**WHAT THE TASK REQUIRES:**
Go through the listing below and show each line that has the word "Minimum".
-*-*-
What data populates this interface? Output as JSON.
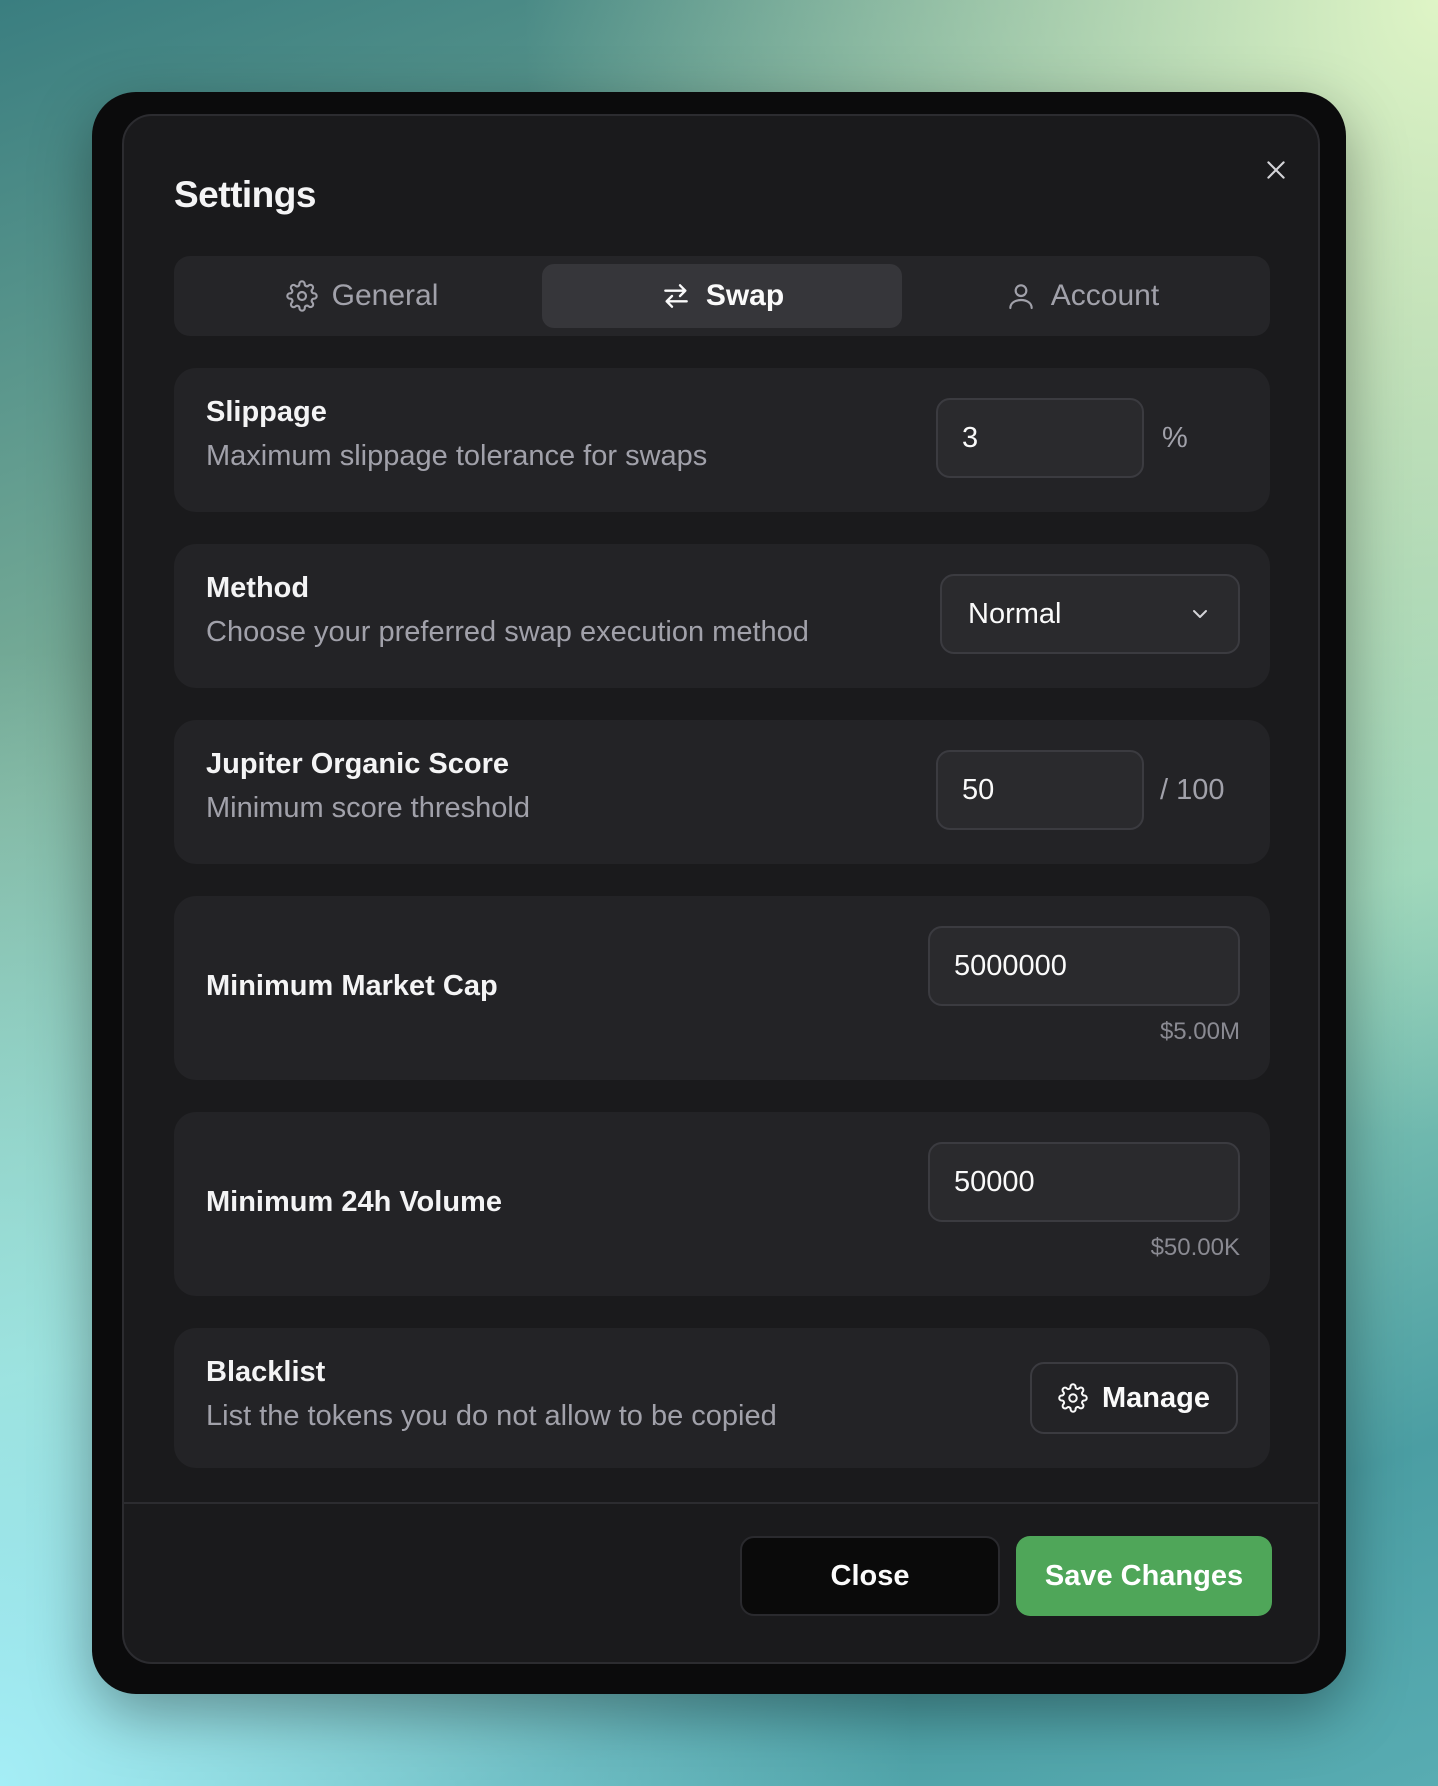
{
  "dialog": {
    "title": "Settings",
    "close_icon": "close-icon"
  },
  "tabs": [
    {
      "label": "General",
      "icon": "gear-icon",
      "active": false
    },
    {
      "label": "Swap",
      "icon": "swap-arrows-icon",
      "active": true
    },
    {
      "label": "Account",
      "icon": "user-icon",
      "active": false
    }
  ],
  "settings": {
    "slippage": {
      "label": "Slippage",
      "description": "Maximum slippage tolerance for swaps",
      "value": "3",
      "suffix": "%"
    },
    "method": {
      "label": "Method",
      "description": "Choose your preferred swap execution method",
      "selected": "Normal"
    },
    "organic_score": {
      "label": "Jupiter Organic Score",
      "description": "Minimum score threshold",
      "value": "50",
      "suffix": "/ 100"
    },
    "market_cap": {
      "label": "Minimum Market Cap",
      "value": "5000000",
      "formatted": "$5.00M"
    },
    "volume": {
      "label": "Minimum 24h Volume",
      "value": "50000",
      "formatted": "$50.00K"
    },
    "blacklist": {
      "label": "Blacklist",
      "description": "List the tokens you do not allow to be copied",
      "button": "Manage"
    }
  },
  "footer": {
    "close_label": "Close",
    "save_label": "Save Changes"
  },
  "colors": {
    "accent": "#4fa659",
    "background": "#1a1a1c",
    "card": "#232326"
  }
}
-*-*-
**ANSWER TO THE EXERCISE:**
      "description": "Minimum score threshold",
      "label": "Minimum Market Cap",
      "label": "Minimum 24h Volume",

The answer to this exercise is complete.